This task is to restate all of the entries exactly.

━━━ RECORDS FOR THE EXERCISE ━━━

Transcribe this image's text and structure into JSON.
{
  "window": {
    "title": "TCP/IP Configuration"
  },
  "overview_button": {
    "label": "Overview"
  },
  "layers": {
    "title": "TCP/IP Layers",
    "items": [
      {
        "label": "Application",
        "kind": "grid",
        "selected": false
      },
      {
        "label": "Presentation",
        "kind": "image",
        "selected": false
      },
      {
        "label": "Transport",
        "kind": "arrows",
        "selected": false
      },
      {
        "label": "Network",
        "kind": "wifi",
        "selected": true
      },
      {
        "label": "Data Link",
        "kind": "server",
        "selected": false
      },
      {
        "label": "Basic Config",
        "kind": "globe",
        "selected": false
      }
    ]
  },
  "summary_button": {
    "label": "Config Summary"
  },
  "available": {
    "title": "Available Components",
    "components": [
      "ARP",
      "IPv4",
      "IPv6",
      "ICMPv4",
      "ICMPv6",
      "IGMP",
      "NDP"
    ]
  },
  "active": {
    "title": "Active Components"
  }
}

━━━

ANSWER SECTION:
Transcribe this image's text and structure into JSON.
{
  "window": {
    "title": "TCP/IP Configuration"
  },
  "overview_button": {
    "label": "Overview"
  },
  "layers": {
    "title": "TCP/IP Layers",
    "items": [
      {
        "label": "Application",
        "kind": "grid",
        "selected": false
      },
      {
        "label": "Presentation",
        "kind": "image",
        "selected": false
      },
      {
        "label": "Transport",
        "kind": "arrows",
        "selected": false
      },
      {
        "label": "Network",
        "kind": "wifi",
        "selected": true
      },
      {
        "label": "Data Link",
        "kind": "server",
        "selected": false
      },
      {
        "label": "Basic Config",
        "kind": "globe",
        "selected": false
      }
    ]
  },
  "summary_button": {
    "label": "Config Summary"
  },
  "available": {
    "title": "Available Components",
    "components": [
      "ARP",
      "IPv4",
      "IPv6",
      "ICMPv4",
      "ICMPv6",
      "IGMP",
      "NDP"
    ]
  },
  "active": {
    "title": "Active Components"
  }
}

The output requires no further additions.